> Directions for this task
Each record below is to be retyped exactly, with its pictures omitted.

> Data records
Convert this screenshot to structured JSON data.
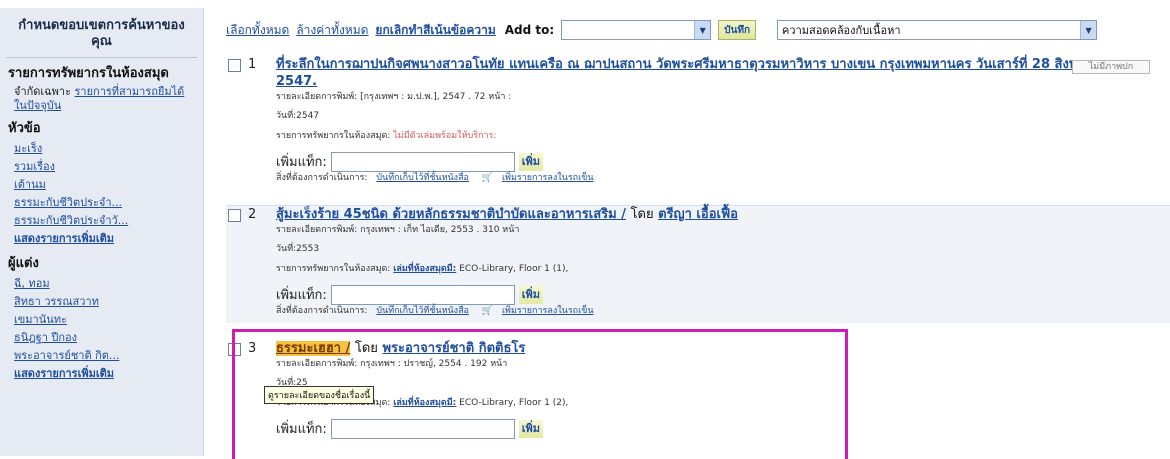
{
  "sidebar": {
    "title": "กำหนดขอบเขตการค้นหาของคุณ",
    "sections": [
      {
        "heading": "รายการทรัพยากรในห้องสมุด",
        "limit_prefix": "จำกัดเฉพาะ",
        "limit_link": "รายการที่สามารถยืมได้ในปัจจุบัน"
      },
      {
        "heading": "หัวข้อ",
        "items": [
          "มะเร็ง",
          "รวมเรื่อง",
          "เต้านม",
          "ธรรมะกับชีวิตประจำ...",
          "ธรรมะกับชีวิตประจำวั...",
          "แสดงรายการเพิ่มเติม"
        ]
      },
      {
        "heading": "ผู้แต่ง",
        "items": [
          "ฉี, ทอม",
          "สิทธา วรรณสวาท",
          "เขมานันทะ",
          "ธนิฎฐา ปีกอง",
          "พระอาจารย์ชาติ กิต...",
          "แสดงรายการเพิ่มเติม"
        ]
      }
    ]
  },
  "toolbar": {
    "select_all": "เลือกทั้งหมด",
    "clear_all": "ล้างค่าทั้งหมด",
    "unhighlight": "ยกเลิกทำสีเน้นข้อความ",
    "add_to": "Add to:",
    "add_to_value": "",
    "save": "บันทึก",
    "sort_value": "ความสอดคล้องกับเนื้อหา"
  },
  "common": {
    "details_label": "รายละเอียดการพิมพ์:",
    "date_label": "วันที่:",
    "holdings_label": "รายการทรัพยากรในห้องสมุด:",
    "tag_label": "เพิ่มแท็ก:",
    "tag_button": "เพิ่ม",
    "actions_label": "สิ่งที่ต้องการดำเนินการ:",
    "save_shelf": "บันทึกเก็บไว้ที่ชั้นหนังสือ",
    "add_cart": "เพิ่มรายการลงในรถเข็น",
    "by": "โดย",
    "no_image": "ไม่มีภาพปก"
  },
  "results": [
    {
      "number": "1",
      "title": "ที่ระลึกในการฌาปนกิจศพนางสาวอโนทัย แทนเครือ ณ ฌาปนสถาน วัดพระศรีมหาธาตุวรมหาวิหาร บางเขน กรุงเทพมหานคร วันเสาร์ที่ 28 สิงหาคม 2547.",
      "details": "[กรุงเทพฯ : ม.ป.พ.], 2547 . 72 หน้า :",
      "date": "2547",
      "holdings": "ไม่มีตัวเล่มพร้อมให้บริการ:",
      "author": ""
    },
    {
      "number": "2",
      "title": "สู้มะเร็งร้าย 45ชนิด ด้วยหลักธรรมชาติบำบัดและอาหารเสริม /",
      "details": "กรุงเทพฯ : เก็ท ไอเดีย, 2553 . 310 หน้า",
      "date": "2553",
      "holdings_avail": "เล่มที่ห้องสมุดมี:",
      "holdings_loc": "ECO-Library, Floor 1 (1),",
      "author": "ตรีญา เอื้อเฟื้อ"
    },
    {
      "number": "3",
      "title": "ธรรมะเฮฮา /",
      "details": "กรุงเทพฯ : ปราชญ์, 2554 . 192 หน้า",
      "date": "25",
      "holdings_avail": "เล่มที่ห้องสมุดมี:",
      "holdings_loc": "ECO-Library, Floor 1 (2),",
      "author": "พระอาจารย์ชาติ กิตติธโร"
    }
  ],
  "tooltip": "ดูรายละเอียดของชื่อเรื่องนี้"
}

> Answer space
Convert this screenshot to structured JSON data.
{
  "sidebar": {
    "title": "กำหนดขอบเขตการค้นหาของคุณ",
    "sections": [
      {
        "heading": "รายการทรัพยากรในห้องสมุด",
        "limit_prefix": "จำกัดเฉพาะ",
        "limit_link": "รายการที่สามารถยืมได้ในปัจจุบัน"
      },
      {
        "heading": "หัวข้อ",
        "items": [
          "มะเร็ง",
          "รวมเรื่อง",
          "เต้านม",
          "ธรรมะกับชีวิตประจำ...",
          "ธรรมะกับชีวิตประจำวั...",
          "แสดงรายการเพิ่มเติม"
        ]
      },
      {
        "heading": "ผู้แต่ง",
        "items": [
          "ฉี, ทอม",
          "สิทธา วรรณสวาท",
          "เขมานันทะ",
          "ธนิฎฐา ปีกอง",
          "พระอาจารย์ชาติ กิต...",
          "แสดงรายการเพิ่มเติม"
        ]
      }
    ]
  },
  "toolbar": {
    "select_all": "เลือกทั้งหมด",
    "clear_all": "ล้างค่าทั้งหมด",
    "unhighlight": "ยกเลิกทำสีเน้นข้อความ",
    "add_to": "Add to:",
    "add_to_value": "",
    "save": "บันทึก",
    "sort_value": "ความสอดคล้องกับเนื้อหา"
  },
  "common": {
    "details_label": "รายละเอียดการพิมพ์:",
    "date_label": "วันที่:",
    "holdings_label": "รายการทรัพยากรในห้องสมุด:",
    "tag_label": "เพิ่มแท็ก:",
    "tag_button": "เพิ่ม",
    "actions_label": "สิ่งที่ต้องการดำเนินการ:",
    "save_shelf": "บันทึกเก็บไว้ที่ชั้นหนังสือ",
    "add_cart": "เพิ่มรายการลงในรถเข็น",
    "by": "โดย",
    "no_image": "ไม่มีภาพปก"
  },
  "results": [
    {
      "number": "1",
      "title": "ที่ระลึกในการฌาปนกิจศพนางสาวอโนทัย แทนเครือ ณ ฌาปนสถาน วัดพระศรีมหาธาตุวรมหาวิหาร บางเขน กรุงเทพมหานคร วันเสาร์ที่ 28 สิงหาคม 2547.",
      "details": "[กรุงเทพฯ : ม.ป.พ.], 2547 . 72 หน้า :",
      "date": "2547",
      "holdings": "ไม่มีตัวเล่มพร้อมให้บริการ:",
      "author": ""
    },
    {
      "number": "2",
      "title": "สู้มะเร็งร้าย 45ชนิด ด้วยหลักธรรมชาติบำบัดและอาหารเสริม /",
      "details": "กรุงเทพฯ : เก็ท ไอเดีย, 2553 . 310 หน้า",
      "date": "2553",
      "holdings_avail": "เล่มที่ห้องสมุดมี:",
      "holdings_loc": "ECO-Library, Floor 1 (1),",
      "author": "ตรีญา เอื้อเฟื้อ"
    },
    {
      "number": "3",
      "title": "ธรรมะเฮฮา /",
      "details": "กรุงเทพฯ : ปราชญ์, 2554 . 192 หน้า",
      "date": "25",
      "holdings_avail": "เล่มที่ห้องสมุดมี:",
      "holdings_loc": "ECO-Library, Floor 1 (2),",
      "author": "พระอาจารย์ชาติ กิตติธโร"
    }
  ],
  "tooltip": "ดูรายละเอียดของชื่อเรื่องนี้"
}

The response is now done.